- _ASSIGNED TASK_: Note each line of the entries that includes "label". Then copy those lines.

---------- SOURCE RECORDS ----------

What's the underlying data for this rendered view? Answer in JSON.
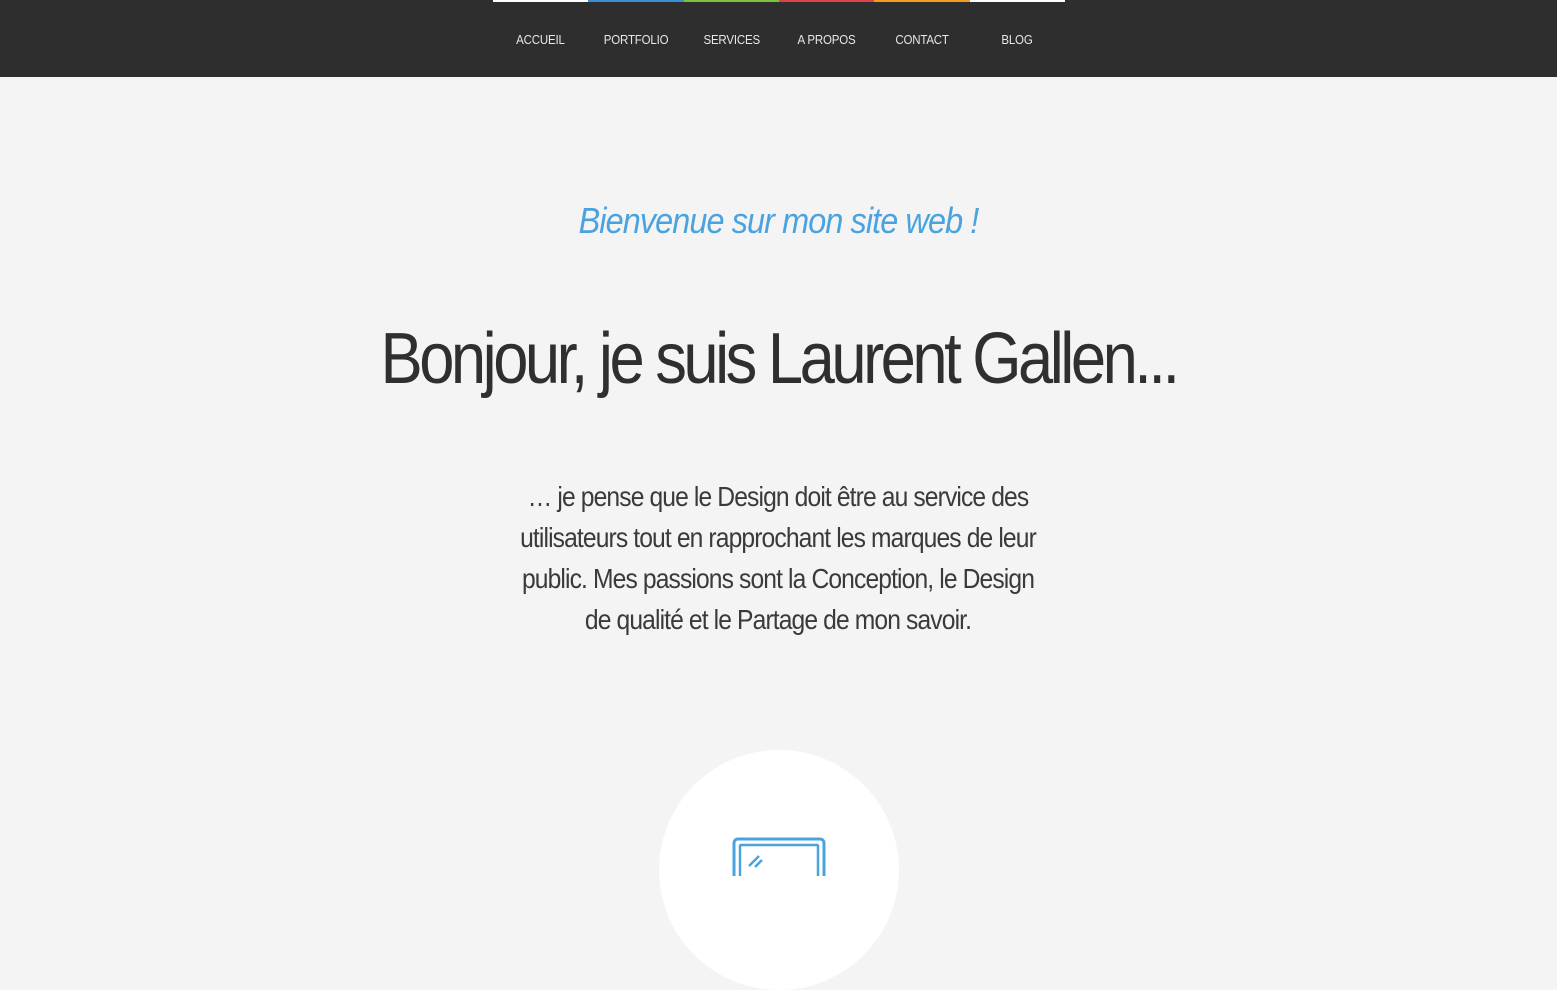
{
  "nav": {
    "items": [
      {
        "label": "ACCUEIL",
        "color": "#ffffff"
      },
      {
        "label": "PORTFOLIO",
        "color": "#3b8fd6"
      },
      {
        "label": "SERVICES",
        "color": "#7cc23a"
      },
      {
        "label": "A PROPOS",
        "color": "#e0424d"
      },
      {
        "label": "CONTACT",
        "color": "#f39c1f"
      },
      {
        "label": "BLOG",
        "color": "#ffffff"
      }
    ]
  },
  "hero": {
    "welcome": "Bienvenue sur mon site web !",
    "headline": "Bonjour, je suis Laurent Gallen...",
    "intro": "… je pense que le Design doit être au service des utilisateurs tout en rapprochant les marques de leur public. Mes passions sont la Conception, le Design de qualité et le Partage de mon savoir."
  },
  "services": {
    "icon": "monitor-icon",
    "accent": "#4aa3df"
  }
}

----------

- _SOLUTION FOR THIS EXERCISE_:
        "label": "ACCUEIL",
        "label": "PORTFOLIO",
        "label": "SERVICES",
        "label": "A PROPOS",
        "label": "CONTACT",
        "label": "BLOG",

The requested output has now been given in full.